== What needs to be done ==
Copies of all lines that contain "Missing" are needed; take them from the data below.

== Data supplied ==
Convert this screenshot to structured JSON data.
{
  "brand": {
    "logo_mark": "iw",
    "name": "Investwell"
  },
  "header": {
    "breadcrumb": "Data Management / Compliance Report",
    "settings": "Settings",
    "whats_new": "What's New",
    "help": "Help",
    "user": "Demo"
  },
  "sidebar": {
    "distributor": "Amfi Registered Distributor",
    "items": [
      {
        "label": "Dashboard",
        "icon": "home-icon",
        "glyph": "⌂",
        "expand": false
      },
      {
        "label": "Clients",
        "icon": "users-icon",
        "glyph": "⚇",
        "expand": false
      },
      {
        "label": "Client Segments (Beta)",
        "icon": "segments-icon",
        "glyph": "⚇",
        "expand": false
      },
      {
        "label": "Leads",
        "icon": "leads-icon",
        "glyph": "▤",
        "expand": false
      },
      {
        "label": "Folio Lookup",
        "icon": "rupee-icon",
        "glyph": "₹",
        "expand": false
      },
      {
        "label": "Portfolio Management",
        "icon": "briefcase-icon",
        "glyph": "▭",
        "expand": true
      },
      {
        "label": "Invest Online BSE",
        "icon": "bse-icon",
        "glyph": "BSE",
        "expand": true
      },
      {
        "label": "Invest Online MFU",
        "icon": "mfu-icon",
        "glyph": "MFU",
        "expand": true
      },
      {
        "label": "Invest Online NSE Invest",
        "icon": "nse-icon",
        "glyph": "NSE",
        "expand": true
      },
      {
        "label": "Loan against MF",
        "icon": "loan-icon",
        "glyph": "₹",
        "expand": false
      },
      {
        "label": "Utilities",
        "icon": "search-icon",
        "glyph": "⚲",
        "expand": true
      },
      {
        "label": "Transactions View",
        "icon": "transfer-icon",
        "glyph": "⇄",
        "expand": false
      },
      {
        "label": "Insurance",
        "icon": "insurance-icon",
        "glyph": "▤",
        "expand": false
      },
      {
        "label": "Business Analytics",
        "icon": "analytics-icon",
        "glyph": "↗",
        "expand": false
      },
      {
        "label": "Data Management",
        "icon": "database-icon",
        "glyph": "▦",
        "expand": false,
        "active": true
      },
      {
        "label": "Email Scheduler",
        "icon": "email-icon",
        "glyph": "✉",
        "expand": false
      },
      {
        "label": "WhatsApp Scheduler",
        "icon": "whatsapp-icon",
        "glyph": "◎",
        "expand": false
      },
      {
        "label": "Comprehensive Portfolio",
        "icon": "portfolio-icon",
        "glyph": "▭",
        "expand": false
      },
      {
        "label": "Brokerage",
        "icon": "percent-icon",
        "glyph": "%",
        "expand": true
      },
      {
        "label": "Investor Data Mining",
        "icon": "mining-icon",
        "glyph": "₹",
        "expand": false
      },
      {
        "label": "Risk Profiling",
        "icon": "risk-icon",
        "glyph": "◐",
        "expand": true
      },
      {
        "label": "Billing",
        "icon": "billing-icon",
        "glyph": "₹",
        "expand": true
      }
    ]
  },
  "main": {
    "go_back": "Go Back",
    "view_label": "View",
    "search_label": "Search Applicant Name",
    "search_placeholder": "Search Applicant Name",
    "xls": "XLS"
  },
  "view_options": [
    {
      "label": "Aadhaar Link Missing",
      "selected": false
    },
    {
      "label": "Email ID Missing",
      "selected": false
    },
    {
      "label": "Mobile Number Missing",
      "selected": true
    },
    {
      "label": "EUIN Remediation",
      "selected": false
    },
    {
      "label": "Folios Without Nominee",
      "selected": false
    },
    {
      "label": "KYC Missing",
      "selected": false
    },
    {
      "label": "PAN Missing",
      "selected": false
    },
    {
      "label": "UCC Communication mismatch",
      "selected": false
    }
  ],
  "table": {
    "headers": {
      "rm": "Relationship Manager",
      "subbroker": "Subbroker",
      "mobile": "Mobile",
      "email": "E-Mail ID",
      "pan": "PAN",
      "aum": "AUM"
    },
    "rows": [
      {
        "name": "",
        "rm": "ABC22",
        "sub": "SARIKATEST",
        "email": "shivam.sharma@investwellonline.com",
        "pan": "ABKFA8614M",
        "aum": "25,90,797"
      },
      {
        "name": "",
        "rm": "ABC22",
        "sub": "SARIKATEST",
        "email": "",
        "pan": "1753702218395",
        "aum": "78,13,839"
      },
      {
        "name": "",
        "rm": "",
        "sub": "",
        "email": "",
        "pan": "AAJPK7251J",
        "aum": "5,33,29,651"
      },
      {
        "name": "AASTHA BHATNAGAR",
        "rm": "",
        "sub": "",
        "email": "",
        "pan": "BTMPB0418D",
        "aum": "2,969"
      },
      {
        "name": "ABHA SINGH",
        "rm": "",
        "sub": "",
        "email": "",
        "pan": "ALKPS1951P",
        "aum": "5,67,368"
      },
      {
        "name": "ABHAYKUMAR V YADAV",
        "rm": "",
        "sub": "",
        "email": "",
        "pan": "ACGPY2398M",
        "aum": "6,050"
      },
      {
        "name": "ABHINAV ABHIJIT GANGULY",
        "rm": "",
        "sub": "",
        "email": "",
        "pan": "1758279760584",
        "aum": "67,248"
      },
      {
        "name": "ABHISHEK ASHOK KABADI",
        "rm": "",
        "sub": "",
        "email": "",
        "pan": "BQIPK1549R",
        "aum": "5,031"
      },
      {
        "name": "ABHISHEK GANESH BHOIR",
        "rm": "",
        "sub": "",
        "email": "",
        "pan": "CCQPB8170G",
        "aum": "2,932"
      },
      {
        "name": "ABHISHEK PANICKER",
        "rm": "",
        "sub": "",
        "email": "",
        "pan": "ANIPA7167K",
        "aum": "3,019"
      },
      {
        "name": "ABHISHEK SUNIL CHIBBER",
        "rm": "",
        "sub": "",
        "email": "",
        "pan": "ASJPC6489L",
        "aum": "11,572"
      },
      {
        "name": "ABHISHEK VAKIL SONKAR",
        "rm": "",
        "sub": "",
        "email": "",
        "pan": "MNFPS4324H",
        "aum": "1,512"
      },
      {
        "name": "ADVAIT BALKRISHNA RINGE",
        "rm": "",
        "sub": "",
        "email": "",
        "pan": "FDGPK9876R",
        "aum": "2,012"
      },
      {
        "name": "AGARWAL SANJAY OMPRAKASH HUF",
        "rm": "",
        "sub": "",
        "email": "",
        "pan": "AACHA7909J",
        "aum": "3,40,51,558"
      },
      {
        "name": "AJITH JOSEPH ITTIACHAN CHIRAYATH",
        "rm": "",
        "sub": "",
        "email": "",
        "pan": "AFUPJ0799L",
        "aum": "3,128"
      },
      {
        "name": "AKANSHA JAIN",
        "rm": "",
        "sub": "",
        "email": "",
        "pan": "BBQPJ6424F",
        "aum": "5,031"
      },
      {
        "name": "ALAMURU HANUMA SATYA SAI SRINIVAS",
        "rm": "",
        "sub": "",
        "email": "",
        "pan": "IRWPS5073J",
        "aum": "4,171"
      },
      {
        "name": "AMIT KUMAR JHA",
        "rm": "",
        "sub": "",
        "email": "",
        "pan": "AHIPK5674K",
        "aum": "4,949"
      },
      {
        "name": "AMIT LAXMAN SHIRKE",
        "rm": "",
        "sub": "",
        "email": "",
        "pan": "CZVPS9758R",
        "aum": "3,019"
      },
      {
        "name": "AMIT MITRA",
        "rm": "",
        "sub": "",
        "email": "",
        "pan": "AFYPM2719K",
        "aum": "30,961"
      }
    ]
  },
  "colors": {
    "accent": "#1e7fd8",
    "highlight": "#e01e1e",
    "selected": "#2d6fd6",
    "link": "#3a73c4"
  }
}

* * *

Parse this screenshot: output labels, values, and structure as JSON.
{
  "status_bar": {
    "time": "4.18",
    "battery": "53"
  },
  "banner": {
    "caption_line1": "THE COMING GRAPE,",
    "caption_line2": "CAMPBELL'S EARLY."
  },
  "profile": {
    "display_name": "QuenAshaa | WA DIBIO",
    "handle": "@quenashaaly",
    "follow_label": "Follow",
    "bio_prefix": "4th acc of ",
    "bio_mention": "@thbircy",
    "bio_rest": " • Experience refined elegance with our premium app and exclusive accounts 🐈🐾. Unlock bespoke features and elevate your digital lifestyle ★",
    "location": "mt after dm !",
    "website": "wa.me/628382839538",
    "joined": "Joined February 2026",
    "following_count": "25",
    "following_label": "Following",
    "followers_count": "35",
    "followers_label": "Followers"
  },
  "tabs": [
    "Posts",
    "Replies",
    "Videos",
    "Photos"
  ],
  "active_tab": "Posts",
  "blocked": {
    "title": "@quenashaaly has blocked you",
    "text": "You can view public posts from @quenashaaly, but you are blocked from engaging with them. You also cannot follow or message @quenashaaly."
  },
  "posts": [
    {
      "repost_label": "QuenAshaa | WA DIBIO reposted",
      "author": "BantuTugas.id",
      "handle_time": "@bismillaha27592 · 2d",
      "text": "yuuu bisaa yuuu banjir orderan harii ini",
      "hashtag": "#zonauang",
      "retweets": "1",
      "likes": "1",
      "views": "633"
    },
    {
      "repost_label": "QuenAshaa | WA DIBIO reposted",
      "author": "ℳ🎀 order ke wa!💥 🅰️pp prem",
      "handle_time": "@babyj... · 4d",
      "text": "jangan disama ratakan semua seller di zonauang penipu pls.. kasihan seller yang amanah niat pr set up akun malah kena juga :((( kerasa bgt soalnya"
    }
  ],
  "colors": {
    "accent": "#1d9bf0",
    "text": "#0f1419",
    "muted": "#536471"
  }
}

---

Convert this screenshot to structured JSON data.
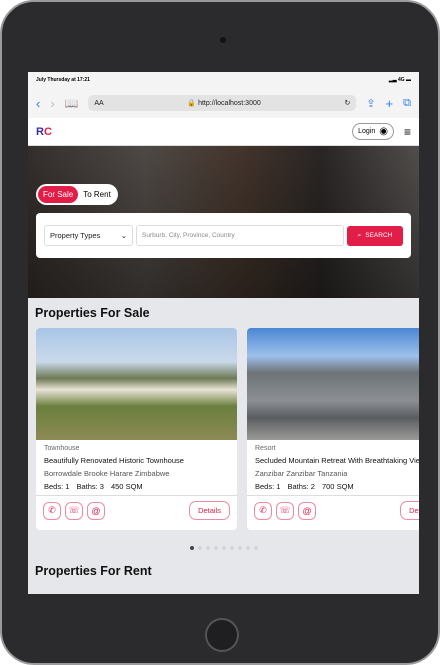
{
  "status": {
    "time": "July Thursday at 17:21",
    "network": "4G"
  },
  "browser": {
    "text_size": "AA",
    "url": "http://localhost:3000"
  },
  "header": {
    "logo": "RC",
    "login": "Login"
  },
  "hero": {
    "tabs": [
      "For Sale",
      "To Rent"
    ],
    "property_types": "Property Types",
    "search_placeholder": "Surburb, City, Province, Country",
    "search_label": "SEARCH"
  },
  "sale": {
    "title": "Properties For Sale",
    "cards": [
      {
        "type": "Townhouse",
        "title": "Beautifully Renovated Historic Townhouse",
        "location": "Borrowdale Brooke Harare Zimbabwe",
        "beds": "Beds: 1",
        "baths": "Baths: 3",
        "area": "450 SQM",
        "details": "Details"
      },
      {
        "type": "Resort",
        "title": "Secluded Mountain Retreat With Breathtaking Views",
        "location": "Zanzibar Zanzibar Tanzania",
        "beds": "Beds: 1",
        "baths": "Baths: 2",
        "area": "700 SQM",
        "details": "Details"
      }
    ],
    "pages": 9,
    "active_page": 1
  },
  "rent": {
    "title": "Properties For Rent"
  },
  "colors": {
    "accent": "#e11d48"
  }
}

== Result of the exercise ==
      "label": "Aadhaar Link Missing",
      "label": "Email ID Missing",
      "label": "Mobile Number Missing",
      "label": "KYC Missing",
      "label": "PAN Missing",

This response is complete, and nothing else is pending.